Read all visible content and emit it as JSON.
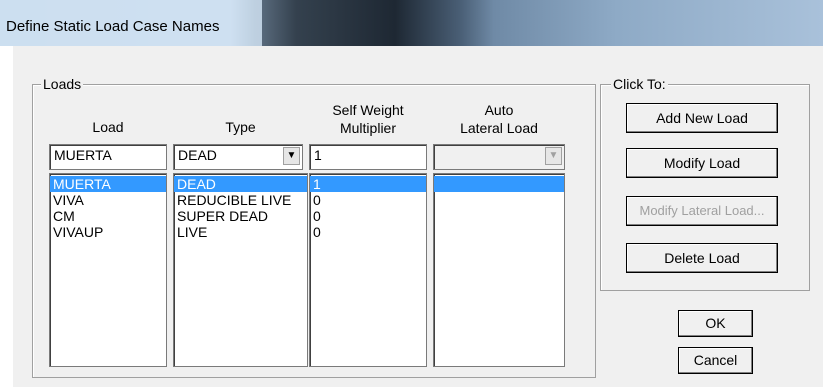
{
  "window": {
    "title": "Define Static Load Case Names"
  },
  "loads_group": {
    "legend": "Loads",
    "headers": {
      "load": "Load",
      "type": "Type",
      "self_weight": [
        "Self Weight",
        "Multiplier"
      ],
      "auto_lateral": [
        "Auto",
        "Lateral Load"
      ]
    },
    "inputs": {
      "load": "MUERTA",
      "type": "DEAD",
      "self_weight": "1",
      "auto_lateral": ""
    },
    "rows": [
      {
        "load": "MUERTA",
        "type": "DEAD",
        "multiplier": "1",
        "lateral": "",
        "selected": true
      },
      {
        "load": "VIVA",
        "type": "REDUCIBLE LIVE",
        "multiplier": "0",
        "lateral": "",
        "selected": false
      },
      {
        "load": "CM",
        "type": "SUPER DEAD",
        "multiplier": "0",
        "lateral": "",
        "selected": false
      },
      {
        "load": "VIVAUP",
        "type": "LIVE",
        "multiplier": "0",
        "lateral": "",
        "selected": false
      }
    ]
  },
  "click_group": {
    "legend": "Click To:",
    "add": "Add New Load",
    "modify": "Modify Load",
    "modify_lateral": "Modify Lateral Load...",
    "delete": "Delete Load"
  },
  "buttons": {
    "ok": "OK",
    "cancel": "Cancel"
  }
}
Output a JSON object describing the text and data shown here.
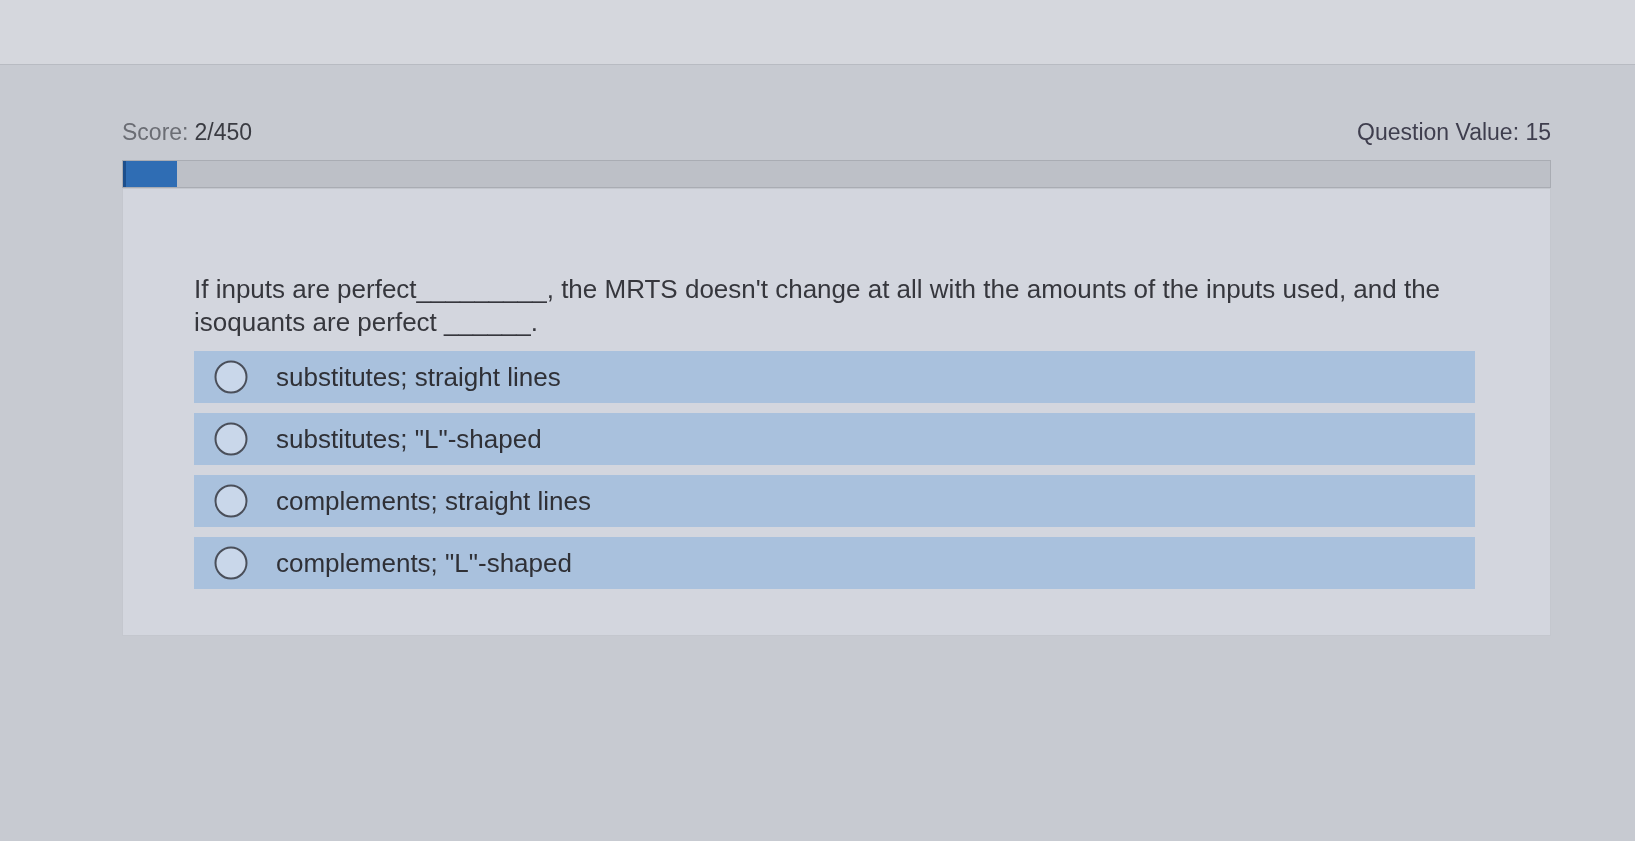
{
  "header": {
    "score_label": "Score:",
    "score_value": "2/450",
    "question_value": "Question Value: 15"
  },
  "progress": {
    "level": 0.038
  },
  "question": {
    "text": "If inputs are perfect_________, the MRTS doesn't change at all with the amounts of the inputs used, and the isoquants are perfect ______."
  },
  "options": [
    {
      "label": "substitutes; straight lines",
      "selected": false
    },
    {
      "label": "substitutes; \"L\"-shaped",
      "selected": false
    },
    {
      "label": "complements; straight lines",
      "selected": false
    },
    {
      "label": "complements; \"L\"-shaped",
      "selected": false
    }
  ]
}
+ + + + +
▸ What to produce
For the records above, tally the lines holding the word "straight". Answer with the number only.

▸ Solution
2